According to The Food Programme on Radio 4 on Sunday, economically, not much, practically (repeated on Monday). According to the British government’s own figures, an agreement will raise gross domestic product by around 0.16 percent over the next 15 years. Politically, it’s a different matter, however.
And that’s where you get the chlorinated chicken. It has become a sign of the fears that could emerge from an agreement like this: an enthusiastic U.S. market that wants to force its chicken on us, even though its food requirements are different from ours.
“Sonny Perdue, the outgoing U.S. Secretary of Agriculture (speaking with the charisma of a Bond villain; but maybe that reflects my bias) told the host of the show, Charlotte Smith, that some people want to pay more for “sentimentality in their food consumption.” U.S. farmers should provide good, inexpensive food for those who did not want the sentimentality or could not afford it.
The fact is, we don’t have self-sufficiency in the UK with chicken. And although British customers claim that food standards are significant, they are also price driven. Free-range is about six percent of the chicken sold in the UK.
Cath Elliston of the BiteBack food protest campaign pointed out that as public sector budgets continue to be slashed, all inexpensive imported U.S. chicken is used in colleges, nursing homes and hospitals. And it’s not just chicken that we need to be worried about.
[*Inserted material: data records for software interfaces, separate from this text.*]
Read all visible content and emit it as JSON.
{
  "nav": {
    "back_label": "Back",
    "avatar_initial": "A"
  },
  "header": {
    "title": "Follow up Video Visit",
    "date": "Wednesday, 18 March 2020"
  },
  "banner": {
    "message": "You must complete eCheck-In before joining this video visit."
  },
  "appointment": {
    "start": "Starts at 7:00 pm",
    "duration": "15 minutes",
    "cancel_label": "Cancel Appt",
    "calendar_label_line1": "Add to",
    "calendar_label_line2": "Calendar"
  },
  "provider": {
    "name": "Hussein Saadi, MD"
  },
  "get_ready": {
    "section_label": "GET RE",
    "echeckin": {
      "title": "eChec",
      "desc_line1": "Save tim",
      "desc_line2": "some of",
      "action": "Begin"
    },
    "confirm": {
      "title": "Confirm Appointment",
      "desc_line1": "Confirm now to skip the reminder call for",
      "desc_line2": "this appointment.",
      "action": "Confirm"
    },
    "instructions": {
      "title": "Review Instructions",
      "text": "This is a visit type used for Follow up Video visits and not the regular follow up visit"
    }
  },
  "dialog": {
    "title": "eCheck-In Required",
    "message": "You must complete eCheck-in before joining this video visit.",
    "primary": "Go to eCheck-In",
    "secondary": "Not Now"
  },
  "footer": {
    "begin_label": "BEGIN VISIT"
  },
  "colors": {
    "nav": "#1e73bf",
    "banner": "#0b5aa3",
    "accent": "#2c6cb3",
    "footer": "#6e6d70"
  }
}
A U.S.-Canada agreement has contributed to an influx into Canada of high-fructose corn syrup, contributing, she claims, to a tripling of obesity rates. Yummy. Yummy.
Watch out: Hygge by Sandi Toksvig, Radio 4, Wednesday, 6:30pm. A new series in which Sandi Toksvig, pictured, speaks about the Danish way of life to different celebrities.